My first tattoo is that of a dragon, which has been redone as a piece of modern art.

I am doing another one on my back with my son's name, Zephan -- it is a Hebrew word for 'treasured by God.'

Outfit you are wearing

Singers Mansi Scott and Sona Mohapatra picked flowy gowns.

Image: Singers Mansi Scott and Sona Mohapatra in creations from House of Milk by Reshma Merchant.
Photograph: Hitesh Harisinghani/

I'm wearing House of Milk by Reshma Merchant. She's got a very good sense of fashion and style. A lot of people would look at her and wonder where she got the clothes that she was wearing from.

She was draping herself in her own outfits. Then she decided to add a little bit of a twist to it.

She only works with whites and believes that garments can heal in a way. So the dyes she works with, the fabrics she works with, the way the garments are constructed, are healing in a way.

I think she uses plant dyes; for example, if tulsi and neem affects us in a certain way, then those are the dyes she uses.

Reshma is an old friend of mine and I am so glad that she has showcased her collection at LFW. I am very proud of her. There's a lot history to her garments.

Do you feel safe in India?

I am 39 and I want to stand proudly and tell you that I have never felt unsafe in this country. I don't trust the news. A loss of life is a loss of life.

I think we have had, across the world, men ill-treating women. It is not just about India and I think we are one of the safest countries in the world.

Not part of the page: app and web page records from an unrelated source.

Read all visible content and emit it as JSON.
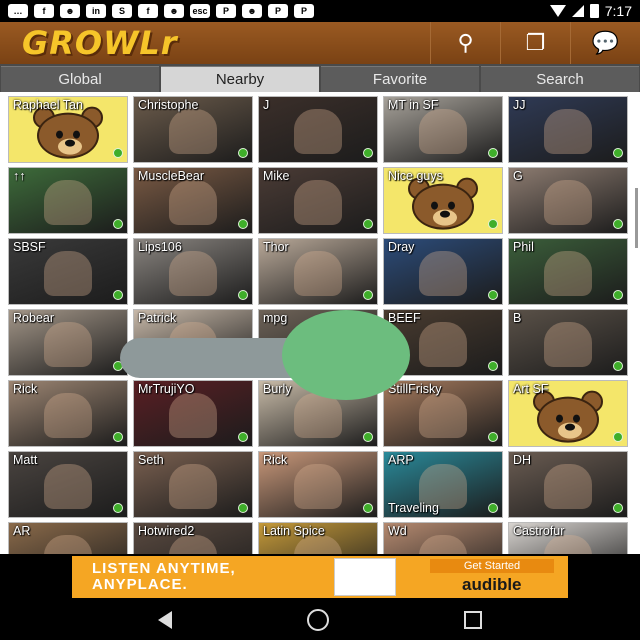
{
  "status_bar": {
    "time": "7:17",
    "icons": [
      "chat-bubble-icon",
      "facebook-icon",
      "growlr-bear-icon",
      "linkedin-icon",
      "skype-icon",
      "facebook-icon",
      "growlr-bear-icon",
      "esc-icon",
      "pinterest-icon",
      "growlr-bear-icon",
      "pinterest-icon",
      "pinterest-icon"
    ],
    "icon_glyphs": [
      "…",
      "f",
      "☻",
      "in",
      "S",
      "f",
      "☻",
      "esc",
      "P",
      "☻",
      "P",
      "P"
    ]
  },
  "app_bar": {
    "logo": "GROWLr",
    "actions": [
      {
        "name": "search-icon",
        "glyph": "⚲"
      },
      {
        "name": "windows-icon",
        "glyph": "❐"
      },
      {
        "name": "chat-icon",
        "glyph": "💬"
      }
    ]
  },
  "tabs": [
    {
      "label": "Global",
      "active": false
    },
    {
      "label": "Nearby",
      "active": true
    },
    {
      "label": "Favorite",
      "active": false
    },
    {
      "label": "Search",
      "active": false
    }
  ],
  "grid": [
    {
      "name": "Raphael Tan",
      "bear": true,
      "online": true
    },
    {
      "name": "Christophe",
      "color": "#6b5b4b",
      "online": true
    },
    {
      "name": "J",
      "color": "#3b2f2a",
      "online": true
    },
    {
      "name": "MT in SF",
      "color": "#a7a29a",
      "online": true
    },
    {
      "name": "JJ",
      "color": "#2f3a55",
      "online": true
    },
    {
      "name": "↑↑",
      "color": "#3d6b3a",
      "online": true
    },
    {
      "name": "MuscleBear",
      "color": "#7a5a44",
      "online": true
    },
    {
      "name": "Mike",
      "color": "#4a3b35",
      "online": true
    },
    {
      "name": "Nice guys",
      "bear": true,
      "online": true
    },
    {
      "name": "G",
      "color": "#8c7b70",
      "online": true
    },
    {
      "name": "SBSF",
      "color": "#3a3a3a",
      "online": true
    },
    {
      "name": "Lips106",
      "color": "#8a8580",
      "online": true
    },
    {
      "name": "Thor",
      "color": "#b8a898",
      "online": true
    },
    {
      "name": "Dray",
      "color": "#2c4c7a",
      "online": true
    },
    {
      "name": "Phil",
      "color": "#3b5e3a",
      "online": true
    },
    {
      "name": "Robear",
      "color": "#a39688",
      "online": true
    },
    {
      "name": "Patrick",
      "color": "#c7b8a8",
      "online": true
    },
    {
      "name": "mpg",
      "color": "#6e6358",
      "online": true
    },
    {
      "name": "BEEF",
      "color": "#4a3c30",
      "online": true
    },
    {
      "name": "B",
      "color": "#5a5148",
      "online": true
    },
    {
      "name": "Rick",
      "color": "#9c8572",
      "online": true
    },
    {
      "name": "MrTrujiYO",
      "color": "#5a1f24",
      "online": true
    },
    {
      "name": "Burly",
      "color": "#c8bba8",
      "online": true
    },
    {
      "name": "StillFrisky",
      "color": "#a57a5d",
      "online": true
    },
    {
      "name": "Art SF",
      "bear": true,
      "online": true
    },
    {
      "name": "Matt",
      "color": "#4a4440",
      "online": true
    },
    {
      "name": "Seth",
      "color": "#7a6050",
      "online": true
    },
    {
      "name": "Rick",
      "color": "#c9987a",
      "online": true
    },
    {
      "name": "ARP",
      "sub": "Traveling",
      "color": "#2a8a9a",
      "online": true
    },
    {
      "name": "DH",
      "color": "#6a5c52",
      "online": true
    },
    {
      "name": "AR",
      "color": "#8a6a4a",
      "online": false
    },
    {
      "name": "Hotwired2",
      "color": "#5a4a40",
      "online": false
    },
    {
      "name": "Latin Spice",
      "color": "#c59a3a",
      "online": false
    },
    {
      "name": "Wd",
      "color": "#b58a70",
      "online": false
    },
    {
      "name": "Castrofur",
      "color": "#d8d4d0",
      "online": false
    }
  ],
  "ad": {
    "headline": "LISTEN ANYTIME, ANYPLACE.",
    "cta": "Get Started",
    "brand": "audible"
  },
  "nav": {
    "back": "back-icon",
    "home": "home-icon",
    "recents": "recents-icon"
  }
}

You would be stupid to go out alone in the night if you were in Delhi or Bihar, but it's not that you'd be stupid to do that in Chicago or other places in the world.

I am tired of people saying India is unsafe.

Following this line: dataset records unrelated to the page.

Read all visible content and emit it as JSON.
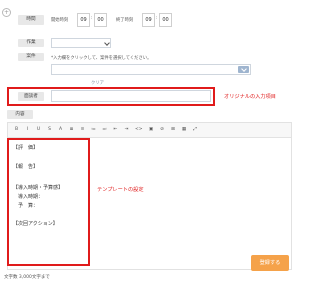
{
  "colors": {
    "accent_orange": "#f5a24a",
    "highlight_red": "#e01b1b",
    "label_gray": "#e8e8e8"
  },
  "time": {
    "label": "時間",
    "start_label": "開始時刻",
    "start_hour": "09",
    "start_minute": "00",
    "end_label": "終了時刻",
    "end_hour": "09",
    "end_minute": "00",
    "separator": ":"
  },
  "work": {
    "label": "作業",
    "value": ""
  },
  "case": {
    "label": "案件",
    "hint": "*入力欄をクリックして、案件を選択してください。"
  },
  "clear_link": "クリア",
  "interviewer": {
    "label": "面談者",
    "value": "",
    "annotation": "オリジナルの入力項目"
  },
  "content": {
    "label": "内容",
    "toolbar": [
      "B",
      "I",
      "U",
      "S",
      "A",
      "≣",
      "≡",
      "≔",
      "≕",
      "⇤",
      "⇥",
      "<>",
      "▣",
      "⊘",
      "⊞",
      "▦",
      "⤢"
    ],
    "template_lines": [
      "【評　価】",
      "",
      "【報　告】",
      "",
      "【導入時期・予算感】",
      "　導入時期：",
      "　予　算：",
      "",
      "【次回アクション】"
    ],
    "annotation": "テンプレートの設定"
  },
  "char_limit": "文字数 3,000文字まで",
  "submit_label": "登録する"
}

I am a single child and my father was a general in the army. I had a scholarship to MIT. I was a software engineer and I remember my dad telling me, 'If all the good guys leave, what is going to happen here.'

The idea is to take the emotion of what Mumbai stands for and take it to the rest of the country. There is no excuse for molesting a girl. There is no excuse for hitting a woman.

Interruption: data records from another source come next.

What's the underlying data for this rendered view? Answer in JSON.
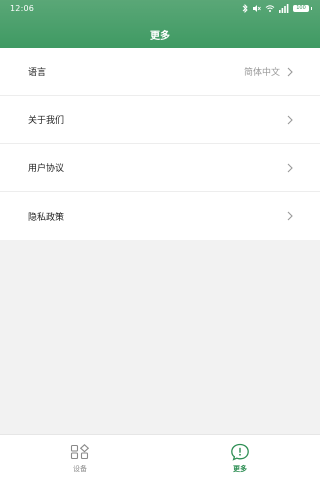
{
  "status_bar": {
    "time": "12:06",
    "battery_text": "100",
    "icons": [
      "bluetooth-icon",
      "mute-icon",
      "wifi-icon",
      "signal-icon",
      "battery-icon"
    ]
  },
  "header": {
    "title": "更多"
  },
  "menu": {
    "items": [
      {
        "label": "语言",
        "value": "简体中文",
        "icon": "chevron-right-icon"
      },
      {
        "label": "关于我们",
        "icon": "chevron-right-icon"
      },
      {
        "label": "用户协议",
        "icon": "chevron-right-icon"
      },
      {
        "label": "隐私政策",
        "icon": "chevron-right-icon"
      }
    ]
  },
  "tab_bar": {
    "tabs": [
      {
        "label": "设备",
        "icon": "devices-grid-icon",
        "active": false
      },
      {
        "label": "更多",
        "icon": "more-info-icon",
        "active": true
      }
    ]
  },
  "colors": {
    "header_green": "#3f9a63",
    "active_tab": "#2f8f55",
    "inactive_tab": "#8a8a8a",
    "background": "#f2f2f2"
  }
}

I have been in a dark space in my married life and there's no excuse for it.

But I don't think we can label India as being unsafe for women.

We have had a bunch of politicians who have ruined this country from the time we have got our independence. There are things that work, and things that don't.

I think we need to take the first step in female safety by getting women to treat women better -- I thought Pink was a very hard-hitting film and that's what the Delhi scene is like. There is a problem definitely, but I feel that it is not just relevant to entire India.

We should also work towards educating our sons... teach them to treat women with respect. As for the girl children, we need to teach them what respect means!

It has to start now!

Advice to youngsters on how to deal with eve-teasing...

There are two sides to this problem. I remember I was 12 and there were these BSA cycles that had come out. My father had gifted a cycle to me.

I was just coming into puberty and my friends and I used to cycle in Madras (Chennai, now). There were these bunch of guys who cycled up next to us and said, 'Oh! You are so beautiful.'

And we were so angry and we got back to my father. The way they said it was obviously not in a cheap manner. So I remember my father saying, 'Hold on a second! They said you were beautiful. So what are you upset about?'

We (Indians) are told to look at things in a negative way; we are told not to own our sexuality. I think Sunny Leone has done way more for the feminism movement in this country than hundreds of people doing marches together. I am so proud that a person like her is here!

When you are uncomfortable learn to fight about it. Be intelligent about how you do it; I am not telling you to go punch a guy in the middle of the night in Delhi.

Women have to start believing in themselves a little more. And they should stop listening to other people saying what they can and cannot do.

It is about owning your sexuality. Stop treating yourself as weak.

Talk to your nieces, daughters about self-worth and what's okay and what's not.

I think more celebrities should speak up about women atrocities, but then, I think their job is way more important.

The only thing I teach my son every single day is kindness. If you are kind, everything falls in place.

Get Rediff News in your Inbox:
Anita Aikara /